=== Available data ===
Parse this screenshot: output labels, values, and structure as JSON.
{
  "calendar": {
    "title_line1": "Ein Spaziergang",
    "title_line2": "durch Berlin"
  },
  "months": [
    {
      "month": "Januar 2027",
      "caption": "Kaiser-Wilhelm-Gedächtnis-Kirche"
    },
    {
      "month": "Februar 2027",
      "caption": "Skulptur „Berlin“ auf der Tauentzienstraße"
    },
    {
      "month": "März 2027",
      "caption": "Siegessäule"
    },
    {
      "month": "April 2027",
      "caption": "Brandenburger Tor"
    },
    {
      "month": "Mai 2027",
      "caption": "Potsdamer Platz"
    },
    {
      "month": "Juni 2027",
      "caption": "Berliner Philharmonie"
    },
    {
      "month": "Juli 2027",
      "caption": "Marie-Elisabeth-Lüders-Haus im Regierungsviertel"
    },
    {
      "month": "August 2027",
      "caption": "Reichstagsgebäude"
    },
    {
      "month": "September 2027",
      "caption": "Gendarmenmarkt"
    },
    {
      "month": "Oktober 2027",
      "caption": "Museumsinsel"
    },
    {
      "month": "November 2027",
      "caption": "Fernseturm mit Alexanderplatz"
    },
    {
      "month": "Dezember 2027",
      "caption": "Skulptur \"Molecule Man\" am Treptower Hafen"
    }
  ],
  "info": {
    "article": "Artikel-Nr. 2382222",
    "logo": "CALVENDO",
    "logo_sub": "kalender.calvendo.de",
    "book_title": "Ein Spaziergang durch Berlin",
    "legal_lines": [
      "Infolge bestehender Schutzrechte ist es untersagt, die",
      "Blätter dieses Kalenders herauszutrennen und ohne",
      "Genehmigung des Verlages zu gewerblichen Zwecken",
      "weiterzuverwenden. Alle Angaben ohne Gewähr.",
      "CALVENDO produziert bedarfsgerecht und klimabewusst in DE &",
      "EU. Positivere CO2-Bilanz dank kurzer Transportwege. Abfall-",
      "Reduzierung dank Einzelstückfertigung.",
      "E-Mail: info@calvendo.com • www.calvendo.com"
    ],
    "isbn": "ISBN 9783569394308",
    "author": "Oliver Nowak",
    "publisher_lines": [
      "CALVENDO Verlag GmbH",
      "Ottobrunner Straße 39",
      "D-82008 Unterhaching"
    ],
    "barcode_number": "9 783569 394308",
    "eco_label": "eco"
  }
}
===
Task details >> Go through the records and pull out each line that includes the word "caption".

Result for this exercise >>
      "caption": "Kaiser-Wilhelm-Gedächtnis-Kirche"
      "caption": "Skulptur „Berlin“ auf der Tauentzienstraße"
      "caption": "Siegessäule"
      "caption": "Brandenburger Tor"
      "caption": "Potsdamer Platz"
      "caption": "Berliner Philharmonie"
      "caption": "Marie-Elisabeth-Lüders-Haus im Regierungsviertel"
      "caption": "Reichstagsgebäude"
      "caption": "Gendarmenmarkt"
      "caption": "Museumsinsel"
      "caption": "Fernseturm mit Alexanderplatz"
      "caption": "Skulptur \"Molecule Man\" am Treptower Hafen"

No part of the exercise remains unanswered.